We braved the winter gauntlet yesterday by plane, bus and automobile. This means, of course, that I have to repost some snow-lines from the ancient world. (I would love to hear some more).
Homer Il. 3.222-3
“Yet, then a great voice came from his chest And [Odysseus’] words were like snowy storms”
ἀλλ’ ὅτε δὴ ὄπα τε μεγάλην ἐκ στήθεος εἵη καὶ ἔπεα νιφάδεσσιν ἐοικότα χειμερίῃσιν,
Homer, Il. 13.754
“And then Hector surged up like a snowy mountain”
῏Η ῥα, καὶ ὁρμήθη ὄρεϊ νιφόεντι ἐοικὼς
Cicero, in Catilinam 2.23
“How will they bear the Appenines covered in frosts and snow? Maybe they think that they can tolerate the cold, because they learned to dance naked at dinner parties.”
Quo autem pacto illi Appeninum atque illas pruinas ac nivis perferent? Nisi idcirco se facilius hiemem toleraturos putant, quod nudi in conviviis saltare didicerunt.
Solon, fr.9 1-4: Causation–Lightning comes from Thunder?
“The fury of snow and hail comes from a cloud
and thunder comes from bright lightning.
A city is destroyed by great men and the people fall
into the slavery of monarchy thanks to ignorance.”
ἐκ νεφέλης πέλεται χιόνος μένος ἠδὲ χαλάζης,
βροντὴ δ’ ἐκ λαμπρῆς γίγνεται ἀστεροπῆς·
ἀνδρῶν δ’ ἐκ μεγάλων πόλις ὄλλυται, ἐς δὲ μονάρχου
δῆμος ἀϊδρίηι δουλοσύνην ἔπεσεν.
6 thoughts on “Snow in Words, Battle and, in season, On the Ground”
What about the classic Horace ‘iam satis terris nivis atque dirae grandinis misit pater?’
See, I know no Latin. And you know I have a blind spot when it comes to the Fantastic Mr. Flaccus.
νυκτερευόντων δ’ αὐτῶν ἐνταῦθα ἐπιπίπτει χιὼν ἄπλετος, ὥστε ἀπέκρυψε καὶ τὰ ὅπλα καὶ τοὺς ἀνθρώπους κατακειμένους· καὶ τὰ ὑποζύγια συνεπόδισεν ἡ χιών· καὶ πολὺς ὄκνος ἦν ἀνίστασθαι· κατακειμένων γὰρ ἀλεεινὸν ἦν ἡ χιὼν ἐπιπεπτωκυῖα ὅτῳ μὴ παραρρυείη.
But there came such a tremendous fall of snow while they were bivouacked there that it completely covered both the arms and the men as they slept, besides hampering the baggage animals; and everybody was very reluctant to get up, for as the men lay there the snow that had fallen upon them–in case it did not slip off–was a source of warmth.
Nice one.
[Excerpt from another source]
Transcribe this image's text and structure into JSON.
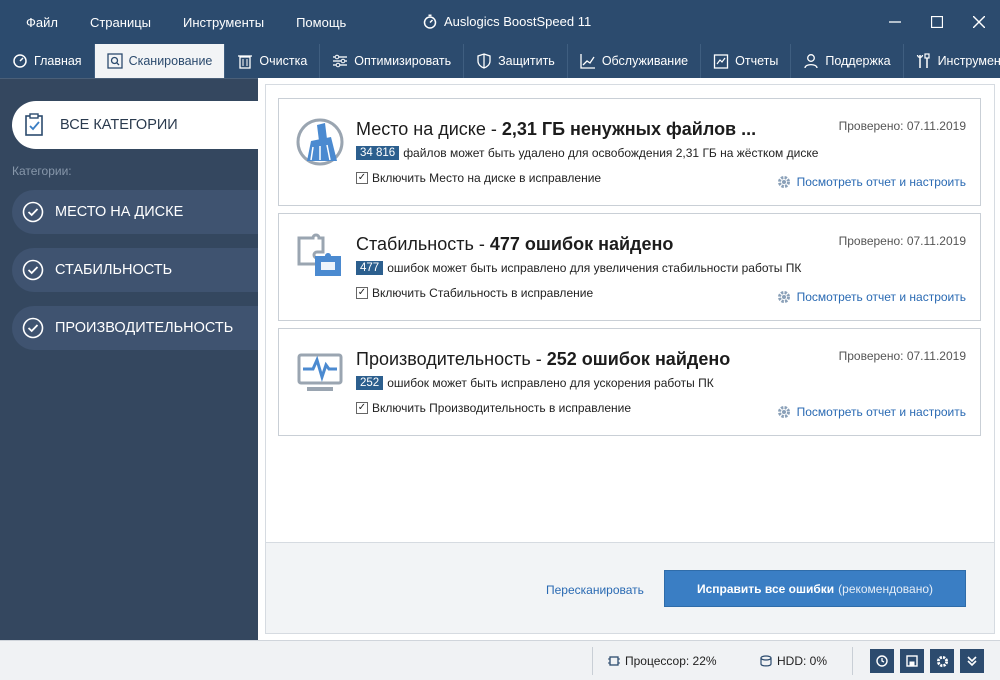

Rarely so excited about xenophon!
One of my favourites is the description of winter in Daphnis and Chloe by Longus. It starts off like this
Γίνεται δὲ χειμὼν Δάφνιδι καὶ Χλόῃ τοῦ πολέμου πικρότερος: ἐξαίφνης γὰρ περιπεσοῦσα χιὼν πολλὴ πάσας μὲν ἀπέκλεισε τὰς ὁδούς, πάντας δὲ κατέκλεισε τοὺς γεωργούς.
Winter came more bitter than the war to Daphnis and Chloe. For a large amount snow falling suddenly blocked off all the roads and shut all the farmers indoors.
Great passage. Thanks.